- The idea
- The research
- The engineering
- The product
The FES Center had the idea and some of the research done. The next step in this process was to develop a stand-alone unit that was more user friendly for further research. The steps of development aren’t always sequential. In this case, we needed to do some engineering in order for more accurate and complete research to be conducted. When that research is complete, there will need to be more engineering work performed incorporating the results of the latest research before a product can be finalized.
Since the “idea” was still being researched and proven, careful consideration had to be made regarding how much engineering could be done. Changing too many variables at one time can be detrimental to a research project because of unknowns. As a result, we decided as a team with the FES Center to use their current designs for electrical stimulation and just design in the user interface and communications with their existing stimulator.
The FES Center had previously developed a generic stimulation board that worked for many of their research projects. Unfortunately, the availability of parts and manufacturing was expensive and limited. We were able to help them find new manufacturing sources that were also more economical to allow them to continue using their existing stimulator. We were able to provide them with a housing design and touch screen user interface that made the product more portable and usable for non-engineers. The design of the housing was done so that it could be manufactured with or without capital tooling costs because the project had limited funds.

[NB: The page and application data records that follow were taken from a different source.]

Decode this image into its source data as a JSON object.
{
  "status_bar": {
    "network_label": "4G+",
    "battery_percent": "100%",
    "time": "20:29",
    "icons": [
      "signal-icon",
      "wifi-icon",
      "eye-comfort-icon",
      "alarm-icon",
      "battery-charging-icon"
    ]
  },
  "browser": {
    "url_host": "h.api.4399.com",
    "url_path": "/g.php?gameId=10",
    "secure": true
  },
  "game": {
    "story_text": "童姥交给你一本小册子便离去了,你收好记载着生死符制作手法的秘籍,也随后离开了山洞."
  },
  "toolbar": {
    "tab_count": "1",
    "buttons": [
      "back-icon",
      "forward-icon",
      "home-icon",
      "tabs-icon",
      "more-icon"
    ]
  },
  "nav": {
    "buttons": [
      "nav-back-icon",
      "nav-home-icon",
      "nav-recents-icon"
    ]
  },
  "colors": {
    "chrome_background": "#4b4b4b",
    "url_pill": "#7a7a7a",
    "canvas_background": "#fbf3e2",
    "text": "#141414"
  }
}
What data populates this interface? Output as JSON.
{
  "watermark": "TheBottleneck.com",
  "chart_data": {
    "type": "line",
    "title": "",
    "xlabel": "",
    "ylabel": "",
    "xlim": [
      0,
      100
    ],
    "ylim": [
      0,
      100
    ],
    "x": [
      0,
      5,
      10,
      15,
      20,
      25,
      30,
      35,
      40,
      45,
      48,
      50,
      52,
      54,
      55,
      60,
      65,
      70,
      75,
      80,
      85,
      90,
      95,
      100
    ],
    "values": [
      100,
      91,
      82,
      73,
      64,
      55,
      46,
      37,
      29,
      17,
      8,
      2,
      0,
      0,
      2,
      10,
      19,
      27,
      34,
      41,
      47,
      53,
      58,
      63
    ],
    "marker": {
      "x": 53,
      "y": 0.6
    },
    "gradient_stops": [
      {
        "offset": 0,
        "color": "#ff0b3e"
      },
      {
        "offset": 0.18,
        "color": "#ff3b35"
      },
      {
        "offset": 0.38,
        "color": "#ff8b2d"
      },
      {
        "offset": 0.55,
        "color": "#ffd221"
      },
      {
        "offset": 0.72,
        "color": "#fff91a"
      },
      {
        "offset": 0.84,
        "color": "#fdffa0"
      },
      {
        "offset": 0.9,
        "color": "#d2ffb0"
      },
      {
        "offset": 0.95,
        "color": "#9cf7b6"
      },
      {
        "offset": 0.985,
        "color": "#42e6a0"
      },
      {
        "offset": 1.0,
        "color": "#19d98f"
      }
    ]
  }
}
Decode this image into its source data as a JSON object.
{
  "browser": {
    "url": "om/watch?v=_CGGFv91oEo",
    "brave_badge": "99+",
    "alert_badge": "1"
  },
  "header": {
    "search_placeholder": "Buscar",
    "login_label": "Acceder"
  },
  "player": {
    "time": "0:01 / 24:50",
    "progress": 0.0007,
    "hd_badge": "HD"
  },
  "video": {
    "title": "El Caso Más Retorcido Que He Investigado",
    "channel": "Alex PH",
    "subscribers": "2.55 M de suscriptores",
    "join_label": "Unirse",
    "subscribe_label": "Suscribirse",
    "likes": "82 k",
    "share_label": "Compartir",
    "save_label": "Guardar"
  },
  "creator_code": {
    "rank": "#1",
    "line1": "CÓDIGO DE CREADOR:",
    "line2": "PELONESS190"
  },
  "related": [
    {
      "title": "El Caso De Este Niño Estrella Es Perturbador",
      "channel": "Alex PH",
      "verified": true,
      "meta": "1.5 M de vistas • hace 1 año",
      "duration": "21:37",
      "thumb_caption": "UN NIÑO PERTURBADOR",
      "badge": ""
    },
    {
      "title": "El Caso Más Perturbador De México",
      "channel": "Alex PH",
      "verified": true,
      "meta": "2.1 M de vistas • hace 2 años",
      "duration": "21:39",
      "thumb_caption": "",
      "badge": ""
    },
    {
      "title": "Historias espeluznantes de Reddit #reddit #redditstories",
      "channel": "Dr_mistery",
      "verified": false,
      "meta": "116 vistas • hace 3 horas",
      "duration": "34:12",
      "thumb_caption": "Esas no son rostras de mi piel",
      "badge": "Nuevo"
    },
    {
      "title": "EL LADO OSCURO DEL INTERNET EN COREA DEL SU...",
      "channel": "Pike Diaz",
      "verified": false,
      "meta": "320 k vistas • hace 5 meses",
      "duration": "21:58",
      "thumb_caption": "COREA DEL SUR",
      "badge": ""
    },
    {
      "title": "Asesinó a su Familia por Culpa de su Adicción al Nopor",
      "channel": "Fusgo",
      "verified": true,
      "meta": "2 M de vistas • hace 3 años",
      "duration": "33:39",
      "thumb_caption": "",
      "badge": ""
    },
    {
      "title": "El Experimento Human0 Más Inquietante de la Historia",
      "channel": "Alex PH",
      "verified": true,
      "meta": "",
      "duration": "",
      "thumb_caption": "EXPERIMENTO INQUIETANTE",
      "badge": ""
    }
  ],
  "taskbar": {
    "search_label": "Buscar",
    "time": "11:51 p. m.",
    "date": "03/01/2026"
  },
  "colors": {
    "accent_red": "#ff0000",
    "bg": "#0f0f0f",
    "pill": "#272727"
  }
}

The new device is a stand-alone unit that does not need to be connected to anything in order to program it. The touchscreen walks a therapist through the setup procedure, making the device more accessible to non-engineers. These new devices can be used in a clinic and are suitable for multi-site clinical trials. The device is now being used in clinical trials of CCFES and will be used in a multi-site clinical trial of CCFES that will start soon. Stroke patients in occupational therapy at the facility may also be eligible for treatment with the CCFES device. The anticipated long-term outcome of this project is the attraction of a company to license the CCFES technology and take it to market so that it is available for stroke rehabilitation globally.